“It happened quickly,” he said. 
Sutter County also put out an alert on Facebook:
We have received information about the potential for increased flows in the Feather River of as much as 100,000 cubic feet per second. We are gathering as much information as possible and will be providing additional information as soon as it is verified.

Officials are warning those living downstream of Lake Oroville’s dam to evacuate because of a risk that the dam’s emergency spillway could collapse.
“They have what they expect to be an imminent failure of the axillary spillway,” said Mike Smith, a spokesman for the California Department of Forestry and Fire Protection. “What they’re expecting is as much as 30 vertical feet of the top of the spillway could fail and could fail within one to two hours. We don’t know how much water that means, but we do know that’s potentially 30 feet of depth of Lake Oroville.”
The Department of Water Resources, which operates the dam, said in a 4:42 p.m. Twitter post that the emergency spillway could fail within the next hour. 
“Oroville residents evacuate northward,” the Tweet said.

Well, and I thought they had dodged the bullet at least for a couple of days.

So, just before I saw this, I got off the phone with a friend who has some knowledge of this sort of thing.  He told me that the emergency spillway shouldn't be necessary to use absent a 1000 year event.  He feels that the management of this was exceptionally poor to allow this situation to develop.  We also had big floods in 97 and 86, and nothing like this occurred.  He speculated that the people in charge were far more concerned than they let on.  He was especially dismayed that they were playing such games as changing the name of the emergency spillway to the "auxiliary" spillway.

Further, he told me the water content of this years snowpack is exceptionally high. This spring, they are expecting high runoff for weeks at a time.  Before we knew the emergency spillway was going to fail, he told me the job of the water managers for the next three or so months would be to get as much water out of the reservoir as they possibly could.  Now, it may be that that issue is moot.

If the emergency spillway fails, there is no telling how big of a hole the water will carve, but enormous energy will be released.  Whatever it does, from that point on the river flow from now through  the spring melt will be uncontrolled to great extent, and will very likely wreck havoc downstream.  Levees in the valley will almost certainly fail. Oroville will suffer extreme damage.

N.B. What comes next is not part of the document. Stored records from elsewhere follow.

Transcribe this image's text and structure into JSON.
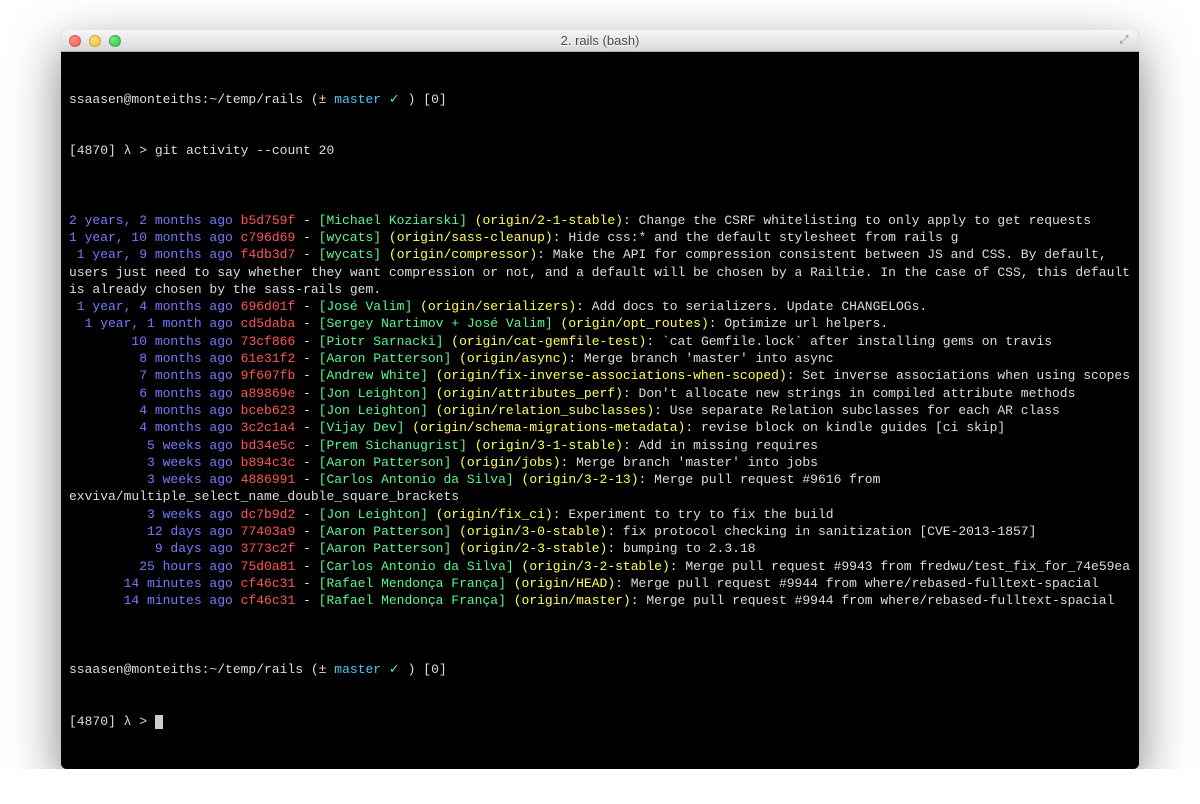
{
  "window": {
    "title": "2. rails (bash)"
  },
  "prompt1": {
    "host": "ssaasen@monteiths:~/temp/rails",
    "git_open": "(",
    "git_sym": "±",
    "branch": "master",
    "check": "✓",
    "git_close": ")",
    "status": "[0]",
    "prefix": "[4870] λ > ",
    "command": "git activity --count 20"
  },
  "entries": [
    {
      "age": "2 years, 2 months ago",
      "hash": "b5d759f",
      "author": "Michael Koziarski",
      "branch": "origin/2-1-stable",
      "msg": ": Change the CSRF whitelisting to only apply to get requests"
    },
    {
      "age": "1 year, 10 months ago",
      "hash": "c796d69",
      "author": "wycats",
      "branch": "origin/sass-cleanup",
      "msg": ": Hide css:* and the default stylesheet from rails g"
    },
    {
      "age": "1 year, 9 months ago",
      "hash": "f4db3d7",
      "author": "wycats",
      "branch": "origin/compressor",
      "msg": ": Make the API for compression consistent between JS and CSS. By default, users just need to say whether they want compression or not, and a default will be chosen by a Railtie. In the case of CSS, this default is already chosen by the sass-rails gem."
    },
    {
      "age": "1 year, 4 months ago",
      "hash": "696d01f",
      "author": "José Valim",
      "branch": "origin/serializers",
      "msg": ": Add docs to serializers. Update CHANGELOGs."
    },
    {
      "age": "1 year, 1 month ago",
      "hash": "cd5daba",
      "author": "Sergey Nartimov + José Valim",
      "branch": "origin/opt_routes",
      "msg": ": Optimize url helpers."
    },
    {
      "age": "10 months ago",
      "hash": "73cf866",
      "author": "Piotr Sarnacki",
      "branch": "origin/cat-gemfile-test",
      "msg": ": `cat Gemfile.lock` after installing gems on travis"
    },
    {
      "age": "8 months ago",
      "hash": "61e31f2",
      "author": "Aaron Patterson",
      "branch": "origin/async",
      "msg": ": Merge branch 'master' into async"
    },
    {
      "age": "7 months ago",
      "hash": "9f607fb",
      "author": "Andrew White",
      "branch": "origin/fix-inverse-associations-when-scoped",
      "msg": ": Set inverse associations when using scopes"
    },
    {
      "age": "6 months ago",
      "hash": "a89869e",
      "author": "Jon Leighton",
      "branch": "origin/attributes_perf",
      "msg": ": Don't allocate new strings in compiled attribute methods"
    },
    {
      "age": "4 months ago",
      "hash": "bceb623",
      "author": "Jon Leighton",
      "branch": "origin/relation_subclasses",
      "msg": ": Use separate Relation subclasses for each AR class"
    },
    {
      "age": "4 months ago",
      "hash": "3c2c1a4",
      "author": "Vijay Dev",
      "branch": "origin/schema-migrations-metadata",
      "msg": ": revise block on kindle guides [ci skip]"
    },
    {
      "age": "5 weeks ago",
      "hash": "bd34e5c",
      "author": "Prem Sichanugrist",
      "branch": "origin/3-1-stable",
      "msg": ": Add in missing requires"
    },
    {
      "age": "3 weeks ago",
      "hash": "b894c3c",
      "author": "Aaron Patterson",
      "branch": "origin/jobs",
      "msg": ": Merge branch 'master' into jobs"
    },
    {
      "age": "3 weeks ago",
      "hash": "4886991",
      "author": "Carlos Antonio da Silva",
      "branch": "origin/3-2-13",
      "msg": ": Merge pull request #9616 from exviva/multiple_select_name_double_square_brackets"
    },
    {
      "age": "3 weeks ago",
      "hash": "dc7b9d2",
      "author": "Jon Leighton",
      "branch": "origin/fix_ci",
      "msg": ": Experiment to try to fix the build"
    },
    {
      "age": "12 days ago",
      "hash": "77403a9",
      "author": "Aaron Patterson",
      "branch": "origin/3-0-stable",
      "msg": ": fix protocol checking in sanitization [CVE-2013-1857]"
    },
    {
      "age": "9 days ago",
      "hash": "3773c2f",
      "author": "Aaron Patterson",
      "branch": "origin/2-3-stable",
      "msg": ": bumping to 2.3.18"
    },
    {
      "age": "25 hours ago",
      "hash": "75d0a81",
      "author": "Carlos Antonio da Silva",
      "branch": "origin/3-2-stable",
      "msg": ": Merge pull request #9943 from fredwu/test_fix_for_74e59ea"
    },
    {
      "age": "14 minutes ago",
      "hash": "cf46c31",
      "author": "Rafael Mendonça França",
      "branch": "origin/HEAD",
      "msg": ": Merge pull request #9944 from where/rebased-fulltext-spacial"
    },
    {
      "age": "14 minutes ago",
      "hash": "cf46c31",
      "author": "Rafael Mendonça França",
      "branch": "origin/master",
      "msg": ": Merge pull request #9944 from where/rebased-fulltext-spacial"
    }
  ],
  "prompt2": {
    "host": "ssaasen@monteiths:~/temp/rails",
    "git_open": "(",
    "git_sym": "±",
    "branch": "master",
    "check": "✓",
    "git_close": ")",
    "status": "[0]",
    "prefix": "[4870] λ > "
  },
  "age_width": 21
}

Not good at all.  Three days ago the water managers were telling us they didn't think the water would ever get to the top of the emergency spillway.  Now, disaster looms.

Finally, someone on social media posted a picture of an inspection of the main spillway that was done back in 2015.  Trucks were parked at about the exact spot were the spillway failed.  The question was asked if those responsible actually knew of a fault, but didn't do anything.  Who knows, but I believe that very probably, there was a fault that was identified, but the authorities, dealing with a limited repair budget and a drought, shelved the problem pending further money and seemingly a wealth of time.  Note, this is speculation, but an investigation will be inevitable.  I hope the shredders at the state water department have been secured, lest evidence disappear. 

The Feather River flows right through the middle of the Marysville/Yuba City metropolitan area.  Further downstream, Sacramento and the delta.

Read more here:

Read more here:

1 comment: